What watchdog knew about Anglo 'irrelevant', jury in Drumm trial told
What the banking authorities knew about what was going on in Anglo Irish Bank during the financial crisis is "not relevant" to the case against former CEO David Drumm, a judge has told a jury.
Judge Karen O'Connor said the Financial Regulator could not condone criminal behaviour and the jury must consider whether Mr Drumm intended to mislead people about Anglo's strength.
She was delivering her charge to the jury as Mr Drumm's 17-week trial entered its final stage. The judge's charge gives jurors guidance on the legal principles that apply to a case before they begin deliberations on a verdict.
Mr Drumm (51) is pleading not guilty to conspiring to defraud by dishonestly creating the impression that Anglo's customer deposits were €7.2bn larger than they really were in September 2008.
The case centres on a series of inter-bank deposits which circulated between Anglo and Irish Life and Permanent.
Mr Drumm also denies false accounting by providing misleading information to the market.
There are 10 men and four women on the jury, which was enlarged to account for potential drop-outs because of the length of the trial. At the end of the judge's charge, the two "spare" jurors will be selected by ballot to be sent home and the remaining 12 will begin deliberations.
Judge O'Connor first told the jurors they alone were in charge of deciding on the facts.
She asked them to bring their experience, common sense and judgment of human affairs to bear on the evidence.

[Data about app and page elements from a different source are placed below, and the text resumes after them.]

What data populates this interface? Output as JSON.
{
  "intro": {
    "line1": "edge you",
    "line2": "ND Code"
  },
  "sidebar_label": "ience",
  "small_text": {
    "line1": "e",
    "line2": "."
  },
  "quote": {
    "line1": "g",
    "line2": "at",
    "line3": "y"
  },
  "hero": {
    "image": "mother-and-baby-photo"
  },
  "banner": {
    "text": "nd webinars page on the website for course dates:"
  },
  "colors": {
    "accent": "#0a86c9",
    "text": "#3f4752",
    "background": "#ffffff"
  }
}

She told them to put aside any sympathy or strong views they might hold and "approach the evidence in a cold and dispassionate way".
The first principle was Mr Drumm's presumption of innocence and onus was on the prosecution to prove guilt - the defence did not have to prove anything and the jury could not draw any inference from the fact that Mr Drumm had not given evidence. It was up to the jurors to decide whether they regarded the transactions as "real" or if they were entered into dishonestly, she said.

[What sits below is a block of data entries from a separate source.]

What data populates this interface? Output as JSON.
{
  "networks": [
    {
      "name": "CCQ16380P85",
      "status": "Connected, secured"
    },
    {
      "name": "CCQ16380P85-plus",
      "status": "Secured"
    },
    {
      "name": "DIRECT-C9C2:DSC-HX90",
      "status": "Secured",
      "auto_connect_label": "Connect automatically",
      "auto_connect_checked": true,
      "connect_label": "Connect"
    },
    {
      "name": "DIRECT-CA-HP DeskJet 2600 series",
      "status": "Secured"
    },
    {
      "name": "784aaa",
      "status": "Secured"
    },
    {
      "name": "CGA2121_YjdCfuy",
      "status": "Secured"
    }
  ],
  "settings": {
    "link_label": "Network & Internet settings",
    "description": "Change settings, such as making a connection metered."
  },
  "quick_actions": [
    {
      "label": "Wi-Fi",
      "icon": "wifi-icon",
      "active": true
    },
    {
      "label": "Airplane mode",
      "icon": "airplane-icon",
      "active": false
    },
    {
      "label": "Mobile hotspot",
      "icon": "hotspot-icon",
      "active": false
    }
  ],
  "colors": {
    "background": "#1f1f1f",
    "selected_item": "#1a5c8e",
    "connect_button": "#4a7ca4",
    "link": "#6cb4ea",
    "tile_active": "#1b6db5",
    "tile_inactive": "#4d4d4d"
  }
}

The allegation was an intention to mislead and therefore cause a risk of loss to the economic interests of another.
"What the Central Bank or the Financial Regulator knew about what was going on in Anglo and Irish Life and Permanent is irrelevant to the issues," the judge said. "The Financial Regulator cannot condone criminal behaviour."
She referred to the suggestion that what was done was to "keep the doors open" in Anglo.
"Necessity does not provide any defence," she said, adding that if someone steals food because a child is hungry "it's still theft".
No actual loss or gain by anyone was required to prove the charge, a risk of loss was sufficient.
The judge's charge was due to continue today.